"I keep leaving messages but she never returned my phone call."
"My principal just told me what I could have done differently to make the lesson better."
"I didn't understand the directions for the assignment, but my teacher just said I should have paid more attention when she was saying them."
Do any of these sound familiar? Whether we are students, teachers, administrators or dog rescue fosters (wait....how did that get in the mix? Sorry, it's so part of my life, as well as education), the main issues I seem to continue to hear from people that frustrate the stew out of them is miscommunication or the lack of communication.
One of the things I do that is proof positive that I have a bit of Obsessive Compulsive Disorder is the need to return an email, text or phone call within a few hours at the most. I know, I know, some people say, "But what if I don't have any answers for them?" My response is forever and always going to be: Then call them back and tell them that. When I was a principal, nothing frustrated a parent more than to not get a phone call about something that was deemed pretty pertinent to their child's emotional, mental or educational well-being. My theory has always been: I may not enjoy the potential conflict but rest assured, it is not going to get any better by waiting to deal with it.
One of my first years I was a principal, I introduced the concept of tackling the "heavy lifting" as soon as possible by showing the EAT THE FROG video. I'm not trying to get in trouble with PETA or anyone else who gets grossed out by the analogy, but the truth is: the sooner you deal with a conflict, the sooner it goes away and the less frustrating it usually becomes for both parties.
However, there is a caveat to that wisdom that I have learned the hard way. My dear doctoral colleague, Dr. Michelle Vaughn, used to warn me when I was frustrated with a situation and wanted to reach out and email someone right away to defend myself or make sure nobody was mad at me (approval seeking at its finest) to WAIT. Just wait, she would say, before pressing that "Send" button, because once you have sent, it is all but impossible to unsend. I love Michelle for so many reasons, but that is in the top ten, for sure.
So, what to do:
1. Return phone calls, even if we don't have all the answers and express that (i.e. "I wanted to get back to you right away to let you know I am checking out the details and I will call you back as soon as I have some solid answers for you.")
2. When faced with a nasty email, go ahead and gripe about it ("How dare she say I didn't.....?" "Don't they know what all I have done to.....?") . I sometimes even write it down what I want to say. But then I re-word it in a way that might actually be heard by the other person. Because, as I often say, there is no point in being Mr. Righty-Rightster if nobody is listening to you because you offended them so much from the get-go.

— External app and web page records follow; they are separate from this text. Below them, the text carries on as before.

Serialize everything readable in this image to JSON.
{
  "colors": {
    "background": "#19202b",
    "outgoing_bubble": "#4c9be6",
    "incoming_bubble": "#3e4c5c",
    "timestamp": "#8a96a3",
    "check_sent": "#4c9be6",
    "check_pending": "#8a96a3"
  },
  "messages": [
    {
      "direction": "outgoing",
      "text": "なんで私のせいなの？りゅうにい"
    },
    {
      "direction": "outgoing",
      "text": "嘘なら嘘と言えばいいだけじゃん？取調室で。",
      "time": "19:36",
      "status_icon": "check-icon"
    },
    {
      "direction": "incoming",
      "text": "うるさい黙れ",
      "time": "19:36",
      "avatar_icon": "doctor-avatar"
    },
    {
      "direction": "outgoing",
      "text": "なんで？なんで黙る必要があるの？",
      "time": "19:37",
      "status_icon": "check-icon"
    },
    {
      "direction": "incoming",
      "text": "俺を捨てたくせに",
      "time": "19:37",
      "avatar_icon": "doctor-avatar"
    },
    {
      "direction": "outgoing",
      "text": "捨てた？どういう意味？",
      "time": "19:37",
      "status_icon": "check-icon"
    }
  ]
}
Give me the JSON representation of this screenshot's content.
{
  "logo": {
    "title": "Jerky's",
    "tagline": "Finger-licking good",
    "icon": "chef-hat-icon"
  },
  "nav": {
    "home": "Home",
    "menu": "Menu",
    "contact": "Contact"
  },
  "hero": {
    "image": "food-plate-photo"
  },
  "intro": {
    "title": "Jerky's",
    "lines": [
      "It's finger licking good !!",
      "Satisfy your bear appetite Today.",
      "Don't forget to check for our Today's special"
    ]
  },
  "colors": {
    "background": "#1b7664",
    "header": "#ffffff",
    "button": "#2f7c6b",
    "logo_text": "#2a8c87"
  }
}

3. Remember that in all matters relationship, school, work, marriage, and friendship, the ultimate goal is to come out on the other side with a positive result. Being right simply cannot be the ultimate goal, unless you don't mind sacrificing that particular relationship (and in school and work related scenarios, you can't, because your job may depend upon your improved communication skills). Instead, think it through----what is a win-win for everyone? I believe Stephen Covey had so many great, common sense thoughts when he penned "Seven Habits of Highly Successful People". In fact, if you haven't picked it up in awhile, maybe take a listen. I use those habits in my workshops, in my communications with customer service folks, and in my relationships with loved ones... all the time.
Just for today, perhaps we can examine where the flaws in our communication lie (as we are certainly not cookie - cut the same way, thank goodness.) Once we address the issue, we can begin working towards solutions.
I'm happy to help out in any way I can if you want or need it in your organization.